The Balmain x H&M fashion show held Tuesday at 23 Wall Street in New York, the disemboweled raw space where Proenza Schouler and Hood by Air have staged runway shows, did the unthinkable: It made lyrics from a Backstreet Boys’ song, performed live by the boy (man) band, feel philosophical. “Am I original? Am I the only one? Am I sexual? Am I everything you need?” sang Nick Carter and crew as they performed to close the much-hyped show. In the song, “Everybody” (1997), each question is answered with a chorus of “yeah,” but one felt like muttering “nah” in regard to the show.
It was a major production — one that has been immensely hyped through all social media channels, generations of Kardashians/Jenners, mainstream media and the mega-marketing bucks of a retail behemoth — but it was not original, particularly sexual or the only one of its kind. It was, in fact, an imitation. Deliberately so, as all H&M designer collaborations are imitations of the collections by the brands with which they collaborate.
To seriously review the clothes here seems moot as H&M released the look book a week ago and the clothes were nearly exact replicas of pieces — genie pants, pearl-embroidered blazers, tailoring with gold buttons, and blazers and blouses with ostentatious shoulders — Olivier Rousteing has put on the real Balmain runway in seasons past.

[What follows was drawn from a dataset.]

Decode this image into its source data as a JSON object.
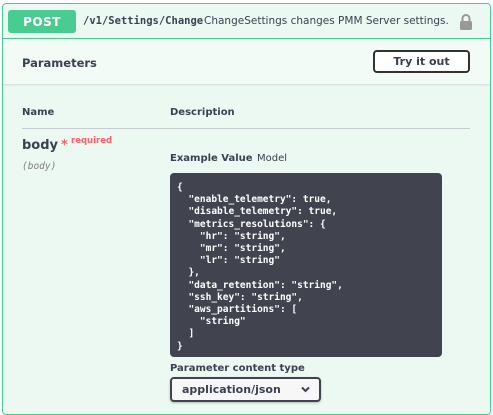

Here, they were done in more affordable fabrics, which seemed highly logical for Rousteing’s genre of fun for a night or two. These are not forever clothes, and the cost per wear is much easier to rationalize on the H&M level.
The whole enterprise, from the show-opener video featuring Kendall Jenner, apparently forced to take mass transit — a futuristic subway — and watch various sets of twins engage in stylish dance-offs, to the double-jointed dancers that periodically performed during the show to the clothes, was extremely nostalgic for the early Nineties. Fans of Prince might draw a connection to his 1991 album “Diamonds and Pearls,” featuring “twin” dancers Diamond and Pearl. Asking questions about the stylistic value of a Balmain x H&M collection is a rhetorical exercise, although the show and its marketing strategy did seem to answer the industry question about whether fashion shows should be consumer events: In this case, yeah.
Of course, Rousteing drew a gaggle of “It” girls to his front row, including Kylie Jenner, Jessica Hart, Martha Hunt and Diane Kruger. The Backstreet Boys’ appearance was orchestrated by the designer himself. “He’s a big fan,” Carter said after performing a three-song set that included “Everybody,” “Larger Than Life,” and “I Want It That Way” — all, by the way, the designer’s requests.
In turn, were the Boys familiar with Rousteing’s maximalist pop stylings? “Oh yeah, it was an honor to be here,” Carter continued. Indeed it must have been — it’s been a while since the group of five, who hail from Orlando, Florida, coincided with the fashion world, and it might be some time before they meet again. After finishing a world tour, the most high-profile engagement listed on their official site is a European cruise next spring.
Before they posed for selfies with fans — everyone from Alexa Chung and Chelsea Leyland to street-style personality Di Mondo — Carter was asked about the hashtag used to promote the event: #hmbalmaination. What, pray tell, is Balmain nation? A democracy? A principality occupied only by those with more than a million followers on Instagram?
“It’s nice to be part of something so powerful and elegant and something that actually stands for something,” Carter said with the sincerity of a fashion outsider. If he couldn’t quite put his finger on the founding principles of #hmbalmaination, the competitive post-show shopping scene painted a clear picture of its constitution of conspicuous consumption.
“They’re like cheetahs. It’s worse than Black Friday,” said one shopper of the pop-up battleground. In the center of it stood Rousteing, pleased with his disciples’ conduct. “I’m so happy. I’m so proud. It’s like a big achievement as a designer and as a person,” he said with Napoleonic conviction. “Tonight is just the pop-up store. On Nov. 5, it’ll be available to the whole world. This is just the beginning.”